Crew or no crew, approach every location with the following factors in mind:
- Light: is there too much, too little, or just enough?
- Noise: is it too loud?
- People: are there a lot of bystanders walking around?
- Power: are there power outlets close by?
- Time: how much time can you spend there without any problems?
If any of the above raise suspicions or require extra resources, you’ll either need to find a solution that fits your budget, or find a new location. Each item on the above list can cost you additional money in equipment: whether you’re solving a problem on set, or buying extra software to try fixing in post (which almost never works).
If a pivotal location is has low lighting, you’ll need a camera with wide-open apertured lenses and a sensor that handles high ISOs. If that location is moderately loud and you need to capture dialogue, you’ll want lavalier mics.
Your locations help dictate optimal equipment.
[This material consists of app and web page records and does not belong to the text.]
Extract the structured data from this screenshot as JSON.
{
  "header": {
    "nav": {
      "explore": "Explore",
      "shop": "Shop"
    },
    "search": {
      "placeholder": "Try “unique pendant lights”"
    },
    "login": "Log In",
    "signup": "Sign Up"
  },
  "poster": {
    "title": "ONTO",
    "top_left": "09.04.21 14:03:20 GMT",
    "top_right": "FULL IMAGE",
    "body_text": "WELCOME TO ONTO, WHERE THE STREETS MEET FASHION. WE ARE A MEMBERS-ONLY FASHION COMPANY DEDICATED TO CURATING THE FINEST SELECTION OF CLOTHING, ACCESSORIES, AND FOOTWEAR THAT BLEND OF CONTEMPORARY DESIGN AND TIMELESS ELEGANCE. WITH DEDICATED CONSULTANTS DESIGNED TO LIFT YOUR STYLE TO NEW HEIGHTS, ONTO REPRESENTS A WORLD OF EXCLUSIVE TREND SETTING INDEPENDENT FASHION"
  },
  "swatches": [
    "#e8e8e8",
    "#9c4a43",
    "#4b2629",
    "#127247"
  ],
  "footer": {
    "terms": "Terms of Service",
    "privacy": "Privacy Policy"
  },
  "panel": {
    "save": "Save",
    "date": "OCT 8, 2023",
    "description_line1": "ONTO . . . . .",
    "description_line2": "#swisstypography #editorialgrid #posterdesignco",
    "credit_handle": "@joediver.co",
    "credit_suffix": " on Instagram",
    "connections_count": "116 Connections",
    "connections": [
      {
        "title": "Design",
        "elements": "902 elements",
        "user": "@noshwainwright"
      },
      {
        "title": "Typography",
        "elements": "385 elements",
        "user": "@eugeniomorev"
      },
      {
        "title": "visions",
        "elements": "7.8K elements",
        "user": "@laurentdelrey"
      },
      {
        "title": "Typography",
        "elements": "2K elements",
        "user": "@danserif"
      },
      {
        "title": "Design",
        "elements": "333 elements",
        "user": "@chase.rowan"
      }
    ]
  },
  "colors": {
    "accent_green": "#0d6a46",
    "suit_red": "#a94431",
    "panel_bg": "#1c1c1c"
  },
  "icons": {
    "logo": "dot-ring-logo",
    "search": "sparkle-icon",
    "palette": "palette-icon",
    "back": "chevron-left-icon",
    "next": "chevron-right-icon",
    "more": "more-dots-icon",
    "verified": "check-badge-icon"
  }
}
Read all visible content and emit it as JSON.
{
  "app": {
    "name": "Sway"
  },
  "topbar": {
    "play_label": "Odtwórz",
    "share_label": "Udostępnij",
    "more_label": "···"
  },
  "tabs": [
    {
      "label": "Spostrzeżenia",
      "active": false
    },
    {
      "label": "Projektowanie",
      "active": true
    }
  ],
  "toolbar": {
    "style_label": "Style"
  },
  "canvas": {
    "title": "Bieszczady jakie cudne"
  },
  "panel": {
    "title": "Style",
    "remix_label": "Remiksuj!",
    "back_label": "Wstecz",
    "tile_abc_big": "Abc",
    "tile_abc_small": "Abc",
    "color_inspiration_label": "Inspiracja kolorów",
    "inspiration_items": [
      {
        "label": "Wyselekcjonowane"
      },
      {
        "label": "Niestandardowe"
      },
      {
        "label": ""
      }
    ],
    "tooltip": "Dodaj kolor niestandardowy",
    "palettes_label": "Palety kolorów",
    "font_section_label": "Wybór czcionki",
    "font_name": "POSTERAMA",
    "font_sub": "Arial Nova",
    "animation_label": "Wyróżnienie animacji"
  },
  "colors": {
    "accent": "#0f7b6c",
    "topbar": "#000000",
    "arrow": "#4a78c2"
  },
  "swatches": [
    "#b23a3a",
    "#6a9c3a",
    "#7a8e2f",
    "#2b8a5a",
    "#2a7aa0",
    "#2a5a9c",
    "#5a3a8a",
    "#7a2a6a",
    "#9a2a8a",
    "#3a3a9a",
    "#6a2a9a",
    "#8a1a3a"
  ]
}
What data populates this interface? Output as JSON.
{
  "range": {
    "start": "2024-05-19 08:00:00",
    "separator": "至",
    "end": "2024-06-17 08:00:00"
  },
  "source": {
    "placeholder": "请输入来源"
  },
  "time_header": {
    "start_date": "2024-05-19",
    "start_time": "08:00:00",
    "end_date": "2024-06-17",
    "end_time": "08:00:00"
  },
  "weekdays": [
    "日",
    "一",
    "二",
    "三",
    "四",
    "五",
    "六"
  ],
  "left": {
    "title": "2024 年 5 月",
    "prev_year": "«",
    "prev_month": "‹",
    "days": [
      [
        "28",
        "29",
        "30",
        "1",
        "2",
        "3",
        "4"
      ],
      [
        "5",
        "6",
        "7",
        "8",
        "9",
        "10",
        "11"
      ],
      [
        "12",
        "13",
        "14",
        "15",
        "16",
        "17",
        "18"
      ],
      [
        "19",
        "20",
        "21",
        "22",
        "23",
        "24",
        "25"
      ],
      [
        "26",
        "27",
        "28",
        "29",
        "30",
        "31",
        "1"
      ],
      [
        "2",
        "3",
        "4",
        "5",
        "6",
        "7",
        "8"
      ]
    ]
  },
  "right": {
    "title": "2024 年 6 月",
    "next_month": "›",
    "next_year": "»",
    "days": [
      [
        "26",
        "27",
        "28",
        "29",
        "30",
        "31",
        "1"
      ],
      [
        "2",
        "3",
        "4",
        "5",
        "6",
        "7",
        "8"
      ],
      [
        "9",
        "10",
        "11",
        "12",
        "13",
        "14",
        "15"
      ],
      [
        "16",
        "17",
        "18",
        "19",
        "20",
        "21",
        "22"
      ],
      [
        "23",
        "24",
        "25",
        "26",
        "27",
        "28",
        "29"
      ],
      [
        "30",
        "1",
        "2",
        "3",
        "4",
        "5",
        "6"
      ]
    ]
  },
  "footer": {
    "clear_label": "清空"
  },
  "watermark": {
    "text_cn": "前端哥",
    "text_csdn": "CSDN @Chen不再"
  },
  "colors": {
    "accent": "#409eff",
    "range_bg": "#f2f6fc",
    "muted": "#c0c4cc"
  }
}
Thinking of them critically, in advance, and choosing the correct foundational gear can save money in the long-run.
THE ULTIMATE 80/20
Sometimes you can get more out of an iPhone than a Epic-M RED Dragon. Strike me down, but I truly believe that. Why? If you’re starting out, with very little help, you know your iPhone better than the RED.
Compile a rough budget for your 20%, keeping in mind the strengths and weaknesses you’ve assessed. Then edit that budget: narrow down your essentials to the perfect balance of quality, effectiveness, and affordability. What is the best image and sound quality you can capture for the smallest investment of time and money?
Select the camera, microphone(s), and/or recorder that will produce the best possible product, for the lowest cost, enabling speed and ease of use for those involved in your project.
Every decision you make before your first day of shooting will impact the entire production and, eventually, an audience’s viewing experience. Time is money, money is money, and you shouldn’t waste either.
Finding the perfect camera and audio recording solutions will significantly reduce the money you spend augmenting your shoot with extra gear, covering up problem areas, fixing flawed material, and masking obstacles, which is the 80%. When you truly find the ideal gear for your story and skillset, you create the best production and audience experience possible.
You may not be able to afford any of the items recommended. Does that mean you should wait until you can to make your movie? Absolutely not! Take the same analytical approach to the things you do have—the gear you can afford.
The process of examination is the same, no matter the gear; it’s the thought that counts. The act of pragmatically investigating your project’s best options is most important and will put you miles ahead of where you’d be, had you just taken gear at face-value.
The 20% is what’s crucial—“need-to-haves”—and the 80% is what helps—“nice-to-haves.” You’ll be surprised how trivial that 80% actually is when your camera and sound recording fundamentals suit the project perfectly on their own.
What’s your key 20% of filmmaking gear, and why? Tell us below in the comments—we’d love to talk about it!